For ISU members base pay is either a spot rate (AAs and AOs) or a range (EOs and above.)  There are some ISU members on specialist pay ranges, for example Scientific Officers in the Finger Print Bureaus.

As part of the 2013 pay deal AAs and AOs moved to a single spot rate (albeit split into 3 pay bands – see later.).  There is no range of salaries, nothing to move through.  Only one single rate.

This wasn’t available for the grades above, predominantly because of the merger with HMRC whose staff were on a significantly higher base salary.  So grades EO – G6 have a pay range.  You normally enter this range at the bottom and through incremental pay rises move gradually to the top.  To encompass the wide range of base points some of these ranges were very long indeed so during the last 6 years efforts have been made to shorten them.  Overly long pay ranges are vulnerable to allegations of age discrimination unless there are measures in place to address them.

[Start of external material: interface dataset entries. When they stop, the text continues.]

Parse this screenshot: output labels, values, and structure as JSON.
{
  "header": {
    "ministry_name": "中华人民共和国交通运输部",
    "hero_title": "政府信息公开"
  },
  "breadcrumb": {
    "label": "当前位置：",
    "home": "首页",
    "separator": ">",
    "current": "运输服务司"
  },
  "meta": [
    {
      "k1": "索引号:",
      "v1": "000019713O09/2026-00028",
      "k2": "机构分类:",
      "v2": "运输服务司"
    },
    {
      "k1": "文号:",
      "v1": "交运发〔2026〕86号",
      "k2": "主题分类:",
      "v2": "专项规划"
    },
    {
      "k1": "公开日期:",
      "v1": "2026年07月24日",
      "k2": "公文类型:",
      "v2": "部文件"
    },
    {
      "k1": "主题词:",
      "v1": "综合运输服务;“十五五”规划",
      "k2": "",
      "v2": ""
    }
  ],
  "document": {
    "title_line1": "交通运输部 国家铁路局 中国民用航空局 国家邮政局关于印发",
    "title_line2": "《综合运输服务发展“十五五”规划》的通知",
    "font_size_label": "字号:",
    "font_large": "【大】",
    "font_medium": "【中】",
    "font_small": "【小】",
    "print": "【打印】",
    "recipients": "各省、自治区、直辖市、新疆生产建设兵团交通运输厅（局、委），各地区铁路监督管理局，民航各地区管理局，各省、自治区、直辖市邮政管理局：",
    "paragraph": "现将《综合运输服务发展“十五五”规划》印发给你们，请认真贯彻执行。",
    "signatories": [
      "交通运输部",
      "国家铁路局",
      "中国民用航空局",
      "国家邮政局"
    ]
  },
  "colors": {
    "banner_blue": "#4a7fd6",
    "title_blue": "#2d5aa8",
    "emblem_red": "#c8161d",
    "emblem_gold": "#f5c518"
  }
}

And pay bands?

There are 3 separate pay bands; a practice which arose after 2013 when what was then London Location Allowance, and other location allowances, were consolidated into base pay.  The ranges are London, Provincial and National.  Staff who work within the London / greater London area are on London band.  Staff who work very close to London but not quite are on the Provincial band and everyone else on National.

There are always arguments for staff who work